*Task to complete:*
Pictures must be kept out of the copy. Every entry is to be duplicated exactly.

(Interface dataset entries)
►

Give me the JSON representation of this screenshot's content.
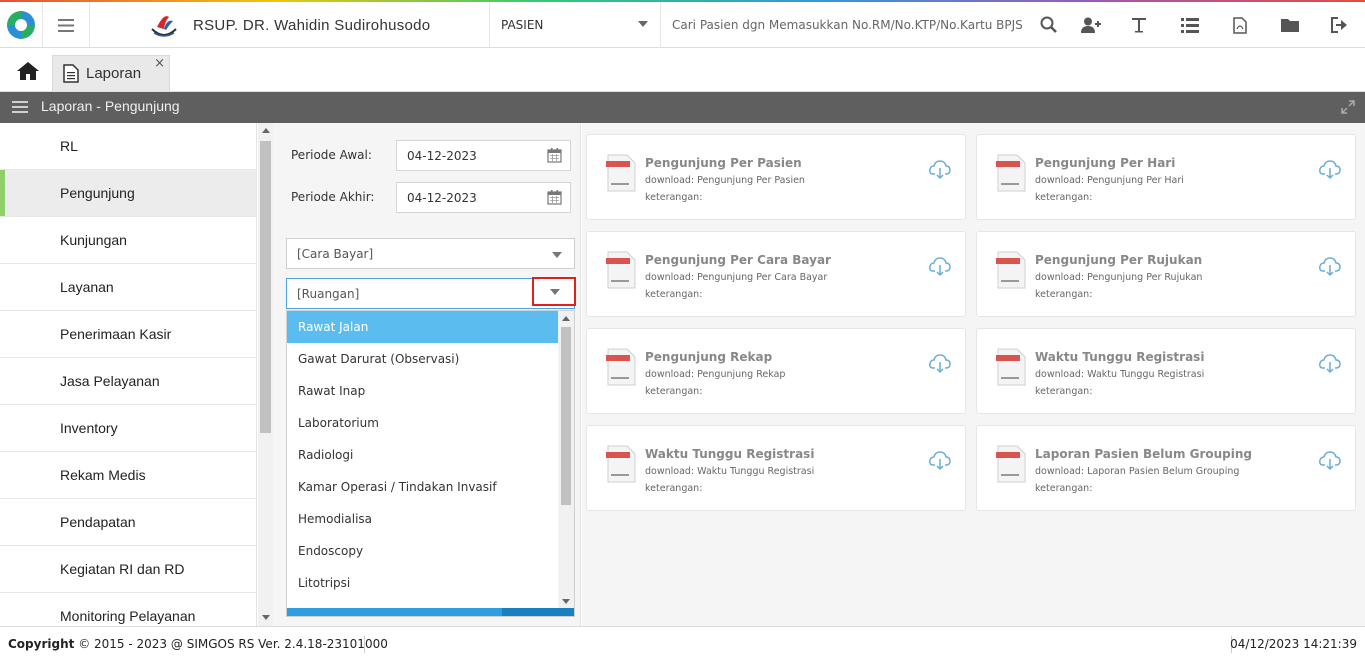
{
  "header": {
    "brand_name": "RSUP. DR. Wahidin Sudirohusodo",
    "mode": "PASIEN",
    "search_placeholder": "Cari Pasien dgn Memasukkan No.RM/No.KTP/No.Kartu BPJS/",
    "icons": [
      "search-icon",
      "add-user-icon",
      "text-icon",
      "list-icon",
      "pdf-icon",
      "folder-icon",
      "logout-icon"
    ]
  },
  "tabs": [
    {
      "label": "Laporan",
      "close": "×"
    }
  ],
  "panel": {
    "title": "Laporan - Pengunjung"
  },
  "sidebar": {
    "items": [
      {
        "label": "RL"
      },
      {
        "label": "Pengunjung",
        "active": true
      },
      {
        "label": "Kunjungan"
      },
      {
        "label": "Layanan"
      },
      {
        "label": "Penerimaan Kasir"
      },
      {
        "label": "Jasa Pelayanan"
      },
      {
        "label": "Inventory"
      },
      {
        "label": "Rekam Medis"
      },
      {
        "label": "Pendapatan"
      },
      {
        "label": "Kegiatan RI dan RD"
      },
      {
        "label": "Monitoring Pelayanan"
      }
    ]
  },
  "filters": {
    "periode_awal_label": "Periode Awal:",
    "periode_awal_value": "04-12-2023",
    "periode_akhir_label": "Periode Akhir:",
    "periode_akhir_value": "04-12-2023",
    "cara_bayar": "[Cara Bayar]",
    "ruangan": "[Ruangan]"
  },
  "dropdown": {
    "options": [
      {
        "label": "Rawat Jalan",
        "selected": true
      },
      {
        "label": "Gawat Darurat (Observasi)"
      },
      {
        "label": "Rawat Inap"
      },
      {
        "label": "Laboratorium"
      },
      {
        "label": "Radiologi"
      },
      {
        "label": "Kamar Operasi / Tindakan Invasif"
      },
      {
        "label": "Hemodialisa"
      },
      {
        "label": "Endoscopy"
      },
      {
        "label": "Litotripsi"
      }
    ]
  },
  "reports": [
    {
      "title": "Pengunjung Per Pasien",
      "download": "download: Pengunjung Per Pasien",
      "keterangan": "keterangan:"
    },
    {
      "title": "Pengunjung Per Hari",
      "download": "download: Pengunjung Per Hari",
      "keterangan": "keterangan:"
    },
    {
      "title": "Pengunjung Per Cara Bayar",
      "download": "download: Pengunjung Per Cara Bayar",
      "keterangan": "keterangan:"
    },
    {
      "title": "Pengunjung Per Rujukan",
      "download": "download: Pengunjung Per Rujukan",
      "keterangan": "keterangan:"
    },
    {
      "title": "Pengunjung Rekap",
      "download": "download: Pengunjung Rekap",
      "keterangan": "keterangan:"
    },
    {
      "title": "Waktu Tunggu Registrasi",
      "download": "download: Waktu Tunggu Registrasi",
      "keterangan": "keterangan:"
    },
    {
      "title": "Waktu Tunggu Registrasi",
      "download": "download: Waktu Tunggu Registrasi",
      "keterangan": "keterangan:"
    },
    {
      "title": "Laporan Pasien Belum Grouping",
      "download": "download: Laporan Pasien Belum Grouping",
      "keterangan": "keterangan:"
    }
  ],
  "footer": {
    "copyright_label": "Copyright",
    "copyright_text": "2015 - 2023 @ SIMGOS RS Ver. 2.4.18-23101000",
    "datetime": "04/12/2023 14:21:39"
  },
  "colors": {
    "panel_header": "#5f5f5f",
    "active_indicator": "#8ed16b",
    "dropdown_selected": "#5bbcf0",
    "highlight_box": "#e0201c"
  }
}
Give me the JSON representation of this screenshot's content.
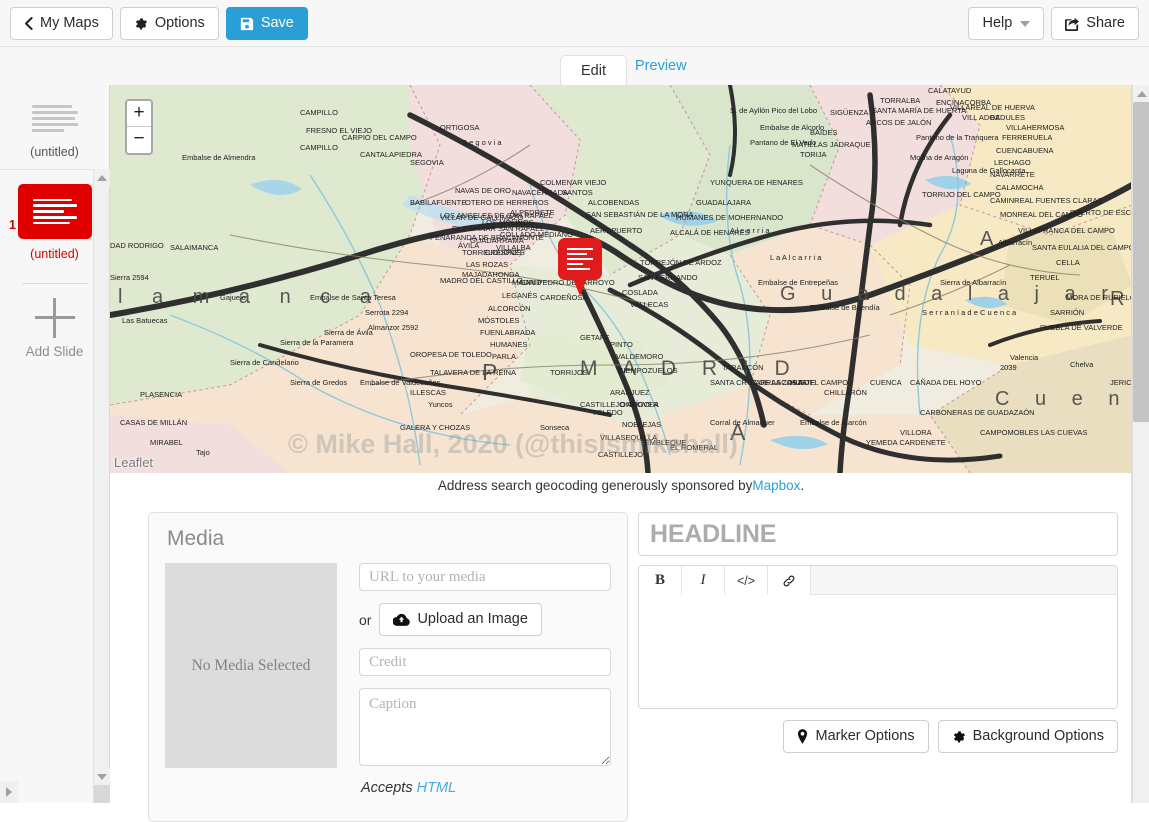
{
  "toolbar": {
    "my_maps_label": "My Maps",
    "my_maps_icon": "chevron-left-icon",
    "options_label": "Options",
    "options_icon": "gear-icon",
    "save_label": "Save",
    "save_icon": "floppy-disk-icon",
    "help_label": "Help",
    "help_caret_icon": "caret-down-icon",
    "share_label": "Share",
    "share_icon": "share-square-icon"
  },
  "tabs": {
    "edit_label": "Edit",
    "preview_label": "Preview",
    "active": "Edit"
  },
  "sidebar": {
    "title_slide": {
      "caption": "(untitled)",
      "thumb_icon": "text-lines-icon"
    },
    "slides": [
      {
        "number": "1",
        "caption": "(untitled)",
        "thumb_icon": "text-lines-icon",
        "selected": true,
        "color": "#e00000"
      }
    ],
    "add_slide_label": "Add Slide",
    "add_slide_icon": "plus-icon"
  },
  "map": {
    "zoom_in_label": "+",
    "zoom_out_label": "−",
    "attribution": "Leaflet",
    "watermark": "© Mike Hall, 2020  (@thisismikehall)",
    "marker_icon": "text-bubble-marker-icon",
    "geocode_credit_prefix": "Address search geocoding generously sponsored by ",
    "geocode_credit_link": "Mapbox",
    "geocode_credit_suffix": "."
  },
  "media": {
    "panel_title": "Media",
    "no_media_text": "No Media Selected",
    "url_placeholder": "URL to your media",
    "or_label": "or",
    "upload_label": "Upload an Image",
    "upload_icon": "cloud-upload-icon",
    "credit_placeholder": "Credit",
    "caption_placeholder": "Caption",
    "accepts_text": "Accepts ",
    "accepts_link": "HTML"
  },
  "text_editor": {
    "headline_placeholder": "HEADLINE",
    "body_value": "",
    "rte_buttons": [
      {
        "label": "B",
        "name": "bold-button"
      },
      {
        "label": "I",
        "name": "italic-button"
      },
      {
        "label": "</>",
        "name": "html-source-button"
      },
      {
        "label": "🔗",
        "name": "link-button"
      }
    ],
    "marker_options_label": "Marker Options",
    "marker_options_icon": "map-pin-icon",
    "background_options_label": "Background Options",
    "background_options_icon": "gear-icon"
  },
  "colors": {
    "accent": "#2a9fd6",
    "slide_red": "#e00000",
    "link": "#2a9fd6",
    "toolbar_bg": "#f7f7f7"
  }
}
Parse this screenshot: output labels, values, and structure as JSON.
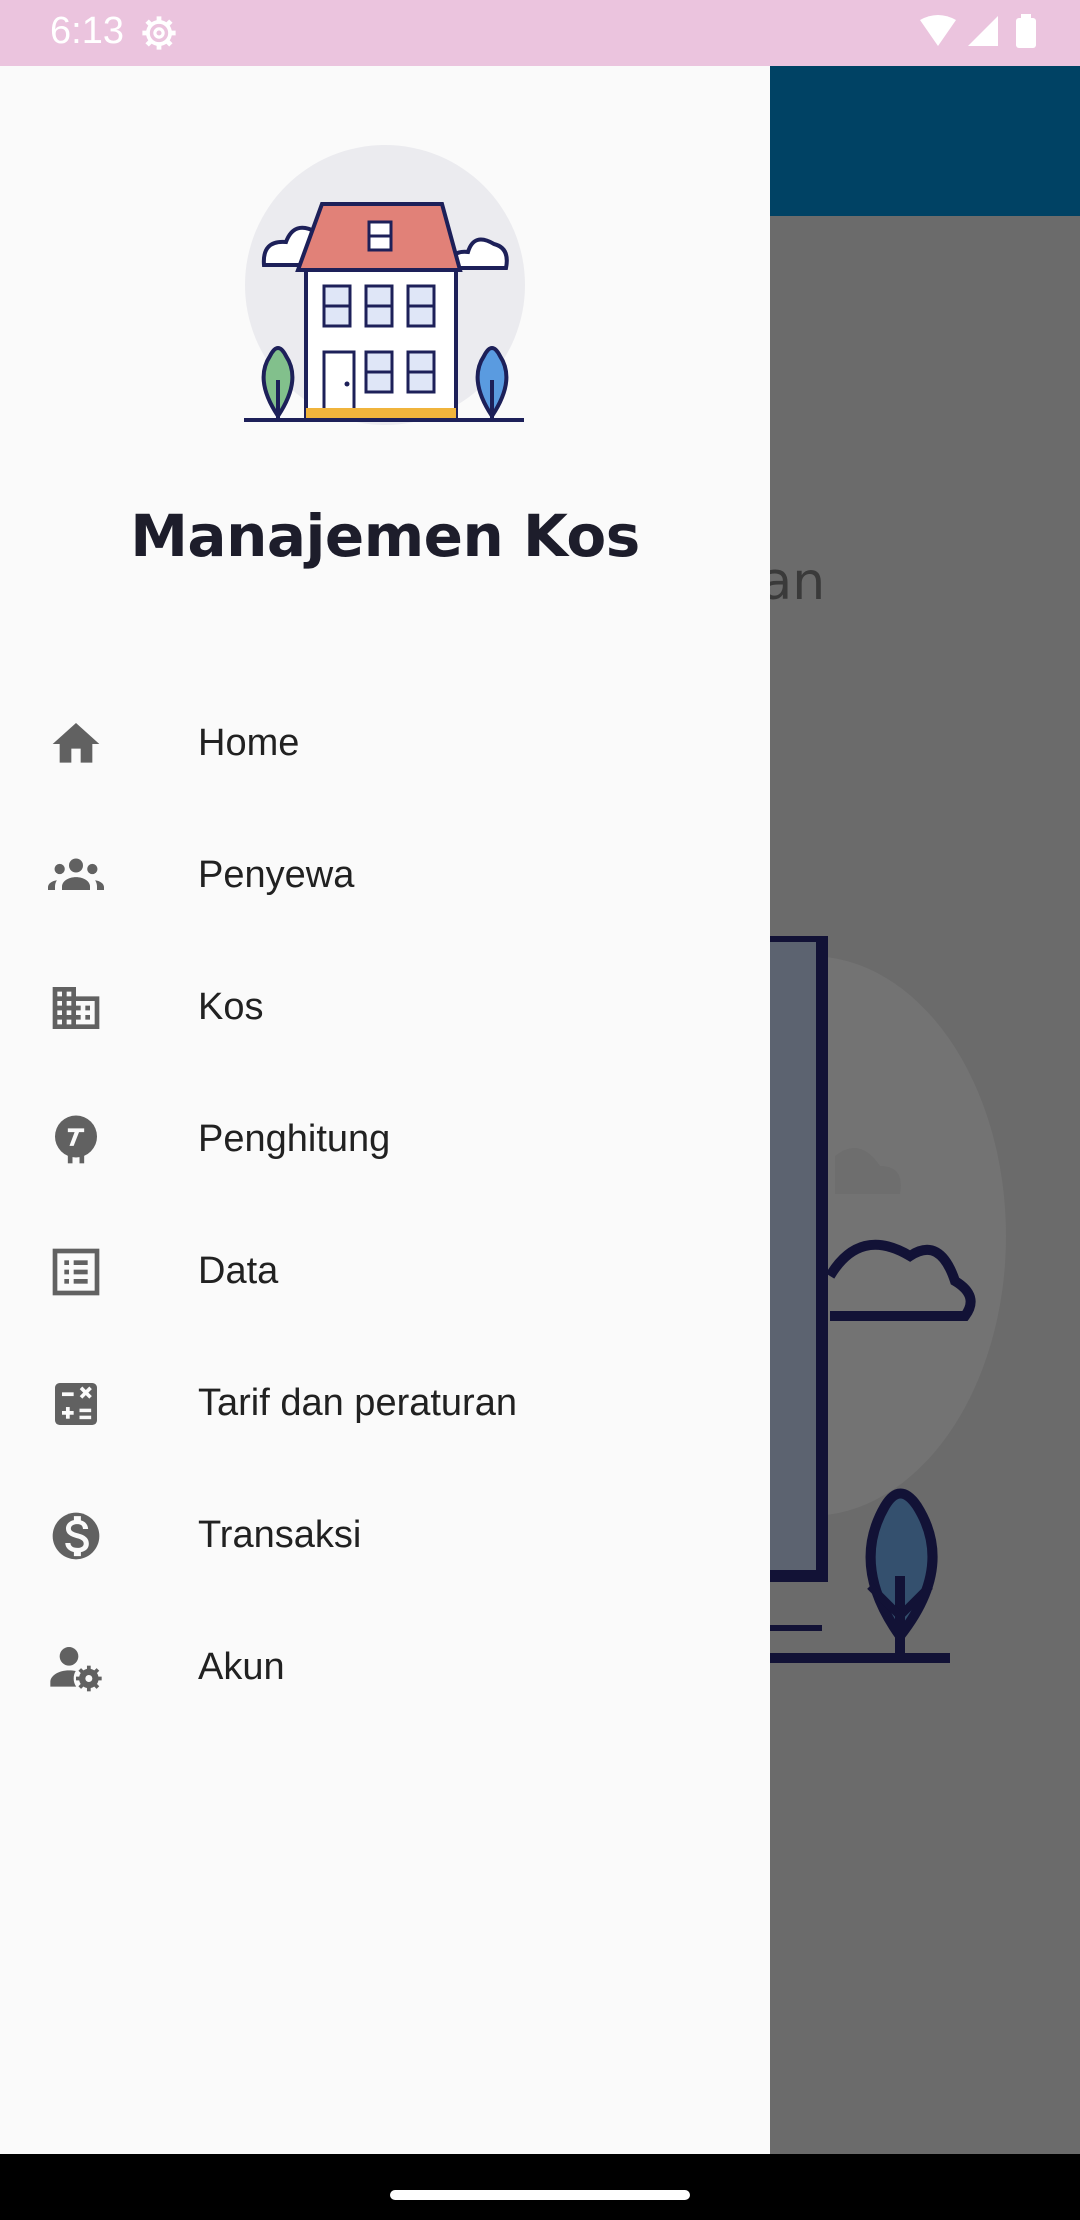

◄

*The answer:*
Give me the JSON representation of this screenshot's content.
{
  "header": {
    "brand_name": "RSUP. DR. Wahidin Sudirohusodo",
    "mode": "PASIEN",
    "search_placeholder": "Cari Pasien dgn Memasukkan No.RM/No.KTP/No.Kartu BPJS/",
    "icons": [
      "search-icon",
      "add-user-icon",
      "text-icon",
      "list-icon",
      "pdf-icon",
      "folder-icon",
      "logout-icon"
    ]
  },
  "tabs": [
    {
      "label": "Laporan",
      "close": "×"
    }
  ],
  "panel": {
    "title": "Laporan - Pengunjung"
  },
  "sidebar": {
    "items": [
      {
        "label": "RL"
      },
      {
        "label": "Pengunjung",
        "active": true
      },
      {
        "label": "Kunjungan"
      },
      {
        "label": "Layanan"
      },
      {
        "label": "Penerimaan Kasir"
      },
      {
        "label": "Jasa Pelayanan"
      },
      {
        "label": "Inventory"
      },
      {
        "label": "Rekam Medis"
      },
      {
        "label": "Pendapatan"
      },
      {
        "label": "Kegiatan RI dan RD"
      },
      {
        "label": "Monitoring Pelayanan"
      }
    ]
  },
  "filters": {
    "periode_awal_label": "Periode Awal:",
    "periode_awal_value": "04-12-2023",
    "periode_akhir_label": "Periode Akhir:",
    "periode_akhir_value": "04-12-2023",
    "cara_bayar": "[Cara Bayar]",
    "ruangan": "[Ruangan]"
  },
  "dropdown": {
    "options": [
      {
        "label": "Rawat Jalan",
        "selected": true
      },
      {
        "label": "Gawat Darurat (Observasi)"
      },
      {
        "label": "Rawat Inap"
      },
      {
        "label": "Laboratorium"
      },
      {
        "label": "Radiologi"
      },
      {
        "label": "Kamar Operasi / Tindakan Invasif"
      },
      {
        "label": "Hemodialisa"
      },
      {
        "label": "Endoscopy"
      },
      {
        "label": "Litotripsi"
      }
    ]
  },
  "reports": [
    {
      "title": "Pengunjung Per Pasien",
      "download": "download: Pengunjung Per Pasien",
      "keterangan": "keterangan:"
    },
    {
      "title": "Pengunjung Per Hari",
      "download": "download: Pengunjung Per Hari",
      "keterangan": "keterangan:"
    },
    {
      "title": "Pengunjung Per Cara Bayar",
      "download": "download: Pengunjung Per Cara Bayar",
      "keterangan": "keterangan:"
    },
    {
      "title": "Pengunjung Per Rujukan",
      "download": "download: Pengunjung Per Rujukan",
      "keterangan": "keterangan:"
    },
    {
      "title": "Pengunjung Rekap",
      "download": "download: Pengunjung Rekap",
      "keterangan": "keterangan:"
    },
    {
      "title": "Waktu Tunggu Registrasi",
      "download": "download: Waktu Tunggu Registrasi",
      "keterangan": "keterangan:"
    },
    {
      "title": "Waktu Tunggu Registrasi",
      "download": "download: Waktu Tunggu Registrasi",
      "keterangan": "keterangan:"
    },
    {
      "title": "Laporan Pasien Belum Grouping",
      "download": "download: Laporan Pasien Belum Grouping",
      "keterangan": "keterangan:"
    }
  ],
  "footer": {
    "copyright_label": "Copyright",
    "copyright_text": "2015 - 2023 @ SIMGOS RS Ver. 2.4.18-23101000",
    "datetime": "04/12/2023 14:21:39"
  },
  "colors": {
    "panel_header": "#5f5f5f",
    "active_indicator": "#8ed16b",
    "dropdown_selected": "#5bbcf0",
    "highlight_box": "#e0201c"
  }
}
Give me the JSON representation of this screenshot's content.
{
  "toolbar": {
    "my_maps_label": "My Maps",
    "my_maps_icon": "chevron-left-icon",
    "options_label": "Options",
    "options_icon": "gear-icon",
    "save_label": "Save",
    "save_icon": "floppy-disk-icon",
    "help_label": "Help",
    "help_caret_icon": "caret-down-icon",
    "share_label": "Share",
    "share_icon": "share-square-icon"
  },
  "tabs": {
    "edit_label": "Edit",
    "preview_label": "Preview",
    "active": "Edit"
  },
  "sidebar": {
    "title_slide": {
      "caption": "(untitled)",
      "thumb_icon": "text-lines-icon"
    },
    "slides": [
      {
        "number": "1",
        "caption": "(untitled)",
        "thumb_icon": "text-lines-icon",
        "selected": true,
        "color": "#e00000"
      }
    ],
    "add_slide_label": "Add Slide",
    "add_slide_icon": "plus-icon"
  },
  "map": {
    "zoom_in_label": "+",
    "zoom_out_label": "−",
    "attribution": "Leaflet",
    "watermark": "© Mike Hall, 2020  (@thisismikehall)",
    "marker_icon": "text-bubble-marker-icon",
    "geocode_credit_prefix": "Address search geocoding generously sponsored by ",
    "geocode_credit_link": "Mapbox",
    "geocode_credit_suffix": "."
  },
  "media": {
    "panel_title": "Media",
    "no_media_text": "No Media Selected",
    "url_placeholder": "URL to your media",
    "or_label": "or",
    "upload_label": "Upload an Image",
    "upload_icon": "cloud-upload-icon",
    "credit_placeholder": "Credit",
    "caption_placeholder": "Caption",
    "accepts_text": "Accepts ",
    "accepts_link": "HTML"
  },
  "text_editor": {
    "headline_placeholder": "HEADLINE",
    "body_value": "",
    "rte_buttons": [
      {
        "label": "B",
        "name": "bold-button"
      },
      {
        "label": "I",
        "name": "italic-button"
      },
      {
        "label": "</>",
        "name": "html-source-button"
      },
      {
        "label": "🔗",
        "name": "link-button"
      }
    ],
    "marker_options_label": "Marker Options",
    "marker_options_icon": "map-pin-icon",
    "background_options_label": "Background Options",
    "background_options_icon": "gear-icon"
  },
  "colors": {
    "accent": "#2a9fd6",
    "slide_red": "#e00000",
    "link": "#2a9fd6",
    "toolbar_bg": "#f7f7f7"
  }
}
Parse this screenshot: output labels, values, and structure as JSON.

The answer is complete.